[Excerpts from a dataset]
= Beginning of Section =

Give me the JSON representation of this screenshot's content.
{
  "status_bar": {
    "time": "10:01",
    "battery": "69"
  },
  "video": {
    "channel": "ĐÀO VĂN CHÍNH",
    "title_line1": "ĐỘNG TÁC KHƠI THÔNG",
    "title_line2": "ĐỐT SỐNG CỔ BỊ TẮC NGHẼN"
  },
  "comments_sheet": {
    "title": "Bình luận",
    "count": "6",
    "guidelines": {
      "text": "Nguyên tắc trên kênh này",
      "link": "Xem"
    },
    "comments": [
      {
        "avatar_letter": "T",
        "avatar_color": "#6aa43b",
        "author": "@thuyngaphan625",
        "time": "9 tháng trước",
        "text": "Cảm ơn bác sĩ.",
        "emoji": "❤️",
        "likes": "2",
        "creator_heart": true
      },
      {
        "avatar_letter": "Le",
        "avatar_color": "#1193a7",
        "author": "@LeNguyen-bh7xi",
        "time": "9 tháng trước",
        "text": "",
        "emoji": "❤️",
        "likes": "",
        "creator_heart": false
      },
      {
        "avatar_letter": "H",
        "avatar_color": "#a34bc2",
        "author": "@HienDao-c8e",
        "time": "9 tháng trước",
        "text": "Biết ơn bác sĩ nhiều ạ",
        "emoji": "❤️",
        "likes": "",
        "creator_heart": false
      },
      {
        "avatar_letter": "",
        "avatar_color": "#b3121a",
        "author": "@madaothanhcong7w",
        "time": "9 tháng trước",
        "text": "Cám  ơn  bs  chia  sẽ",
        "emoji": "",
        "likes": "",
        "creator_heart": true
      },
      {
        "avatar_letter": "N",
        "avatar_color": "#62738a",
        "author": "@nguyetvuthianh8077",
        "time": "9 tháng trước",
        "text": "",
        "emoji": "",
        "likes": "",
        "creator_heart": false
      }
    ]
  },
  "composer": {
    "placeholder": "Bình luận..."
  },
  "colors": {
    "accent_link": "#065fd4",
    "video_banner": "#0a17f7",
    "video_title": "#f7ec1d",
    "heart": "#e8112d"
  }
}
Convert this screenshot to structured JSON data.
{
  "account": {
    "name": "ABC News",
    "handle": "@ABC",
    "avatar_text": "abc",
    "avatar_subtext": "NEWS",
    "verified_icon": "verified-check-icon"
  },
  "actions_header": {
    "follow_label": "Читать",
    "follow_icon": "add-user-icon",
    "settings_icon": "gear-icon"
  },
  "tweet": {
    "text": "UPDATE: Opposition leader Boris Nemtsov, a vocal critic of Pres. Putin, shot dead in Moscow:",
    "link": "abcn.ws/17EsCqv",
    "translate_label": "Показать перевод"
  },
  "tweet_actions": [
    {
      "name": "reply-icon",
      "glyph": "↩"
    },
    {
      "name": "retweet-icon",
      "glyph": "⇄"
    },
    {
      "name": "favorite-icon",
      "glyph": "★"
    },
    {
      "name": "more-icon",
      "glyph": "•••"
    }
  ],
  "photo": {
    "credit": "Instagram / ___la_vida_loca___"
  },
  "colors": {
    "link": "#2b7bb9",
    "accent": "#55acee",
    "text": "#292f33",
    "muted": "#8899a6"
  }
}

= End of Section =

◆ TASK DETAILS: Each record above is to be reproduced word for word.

◆ ANSWER FOR THIS EXERCISE:
Give me the JSON representation of this screenshot's content.
{
  "status_bar": {
    "time": "10:01",
    "battery": "69"
  },
  "video": {
    "channel": "ĐÀO VĂN CHÍNH",
    "title_line1": "ĐỘNG TÁC KHƠI THÔNG",
    "title_line2": "ĐỐT SỐNG CỔ BỊ TẮC NGHẼN"
  },
  "comments_sheet": {
    "title": "Bình luận",
    "count": "6",
    "guidelines": {
      "text": "Nguyên tắc trên kênh này",
      "link": "Xem"
    },
    "comments": [
      {
        "avatar_letter": "T",
        "avatar_color": "#6aa43b",
        "author": "@thuyngaphan625",
        "time": "9 tháng trước",
        "text": "Cảm ơn bác sĩ.",
        "emoji": "❤️",
        "likes": "2",
        "creator_heart": true
      },
      {
        "avatar_letter": "Le",
        "avatar_color": "#1193a7",
        "author": "@LeNguyen-bh7xi",
        "time": "9 tháng trước",
        "text": "",
        "emoji": "❤️",
        "likes": "",
        "creator_heart": false
      },
      {
        "avatar_letter": "H",
        "avatar_color": "#a34bc2",
        "author": "@HienDao-c8e",
        "time": "9 tháng trước",
        "text": "Biết ơn bác sĩ nhiều ạ",
        "emoji": "❤️",
        "likes": "",
        "creator_heart": false
      },
      {
        "avatar_letter": "",
        "avatar_color": "#b3121a",
        "author": "@madaothanhcong7w",
        "time": "9 tháng trước",
        "text": "Cám  ơn  bs  chia  sẽ",
        "emoji": "",
        "likes": "",
        "creator_heart": true
      },
      {
        "avatar_letter": "N",
        "avatar_color": "#62738a",
        "author": "@nguyetvuthianh8077",
        "time": "9 tháng trước",
        "text": "",
        "emoji": "",
        "likes": "",
        "creator_heart": false
      }
    ]
  },
  "composer": {
    "placeholder": "Bình luận..."
  },
  "colors": {
    "accent_link": "#065fd4",
    "video_banner": "#0a17f7",
    "video_title": "#f7ec1d",
    "heart": "#e8112d"
  }
}
Convert this screenshot to structured JSON data.
{
  "account": {
    "name": "ABC News",
    "handle": "@ABC",
    "avatar_text": "abc",
    "avatar_subtext": "NEWS",
    "verified_icon": "verified-check-icon"
  },
  "actions_header": {
    "follow_label": "Читать",
    "follow_icon": "add-user-icon",
    "settings_icon": "gear-icon"
  },
  "tweet": {
    "text": "UPDATE: Opposition leader Boris Nemtsov, a vocal critic of Pres. Putin, shot dead in Moscow:",
    "link": "abcn.ws/17EsCqv",
    "translate_label": "Показать перевод"
  },
  "tweet_actions": [
    {
      "name": "reply-icon",
      "glyph": "↩"
    },
    {
      "name": "retweet-icon",
      "glyph": "⇄"
    },
    {
      "name": "favorite-icon",
      "glyph": "★"
    },
    {
      "name": "more-icon",
      "glyph": "•••"
    }
  ],
  "photo": {
    "credit": "Instagram / ___la_vida_loca___"
  },
  "colors": {
    "link": "#2b7bb9",
    "accent": "#55acee",
    "text": "#292f33",
    "muted": "#8899a6"
  }
}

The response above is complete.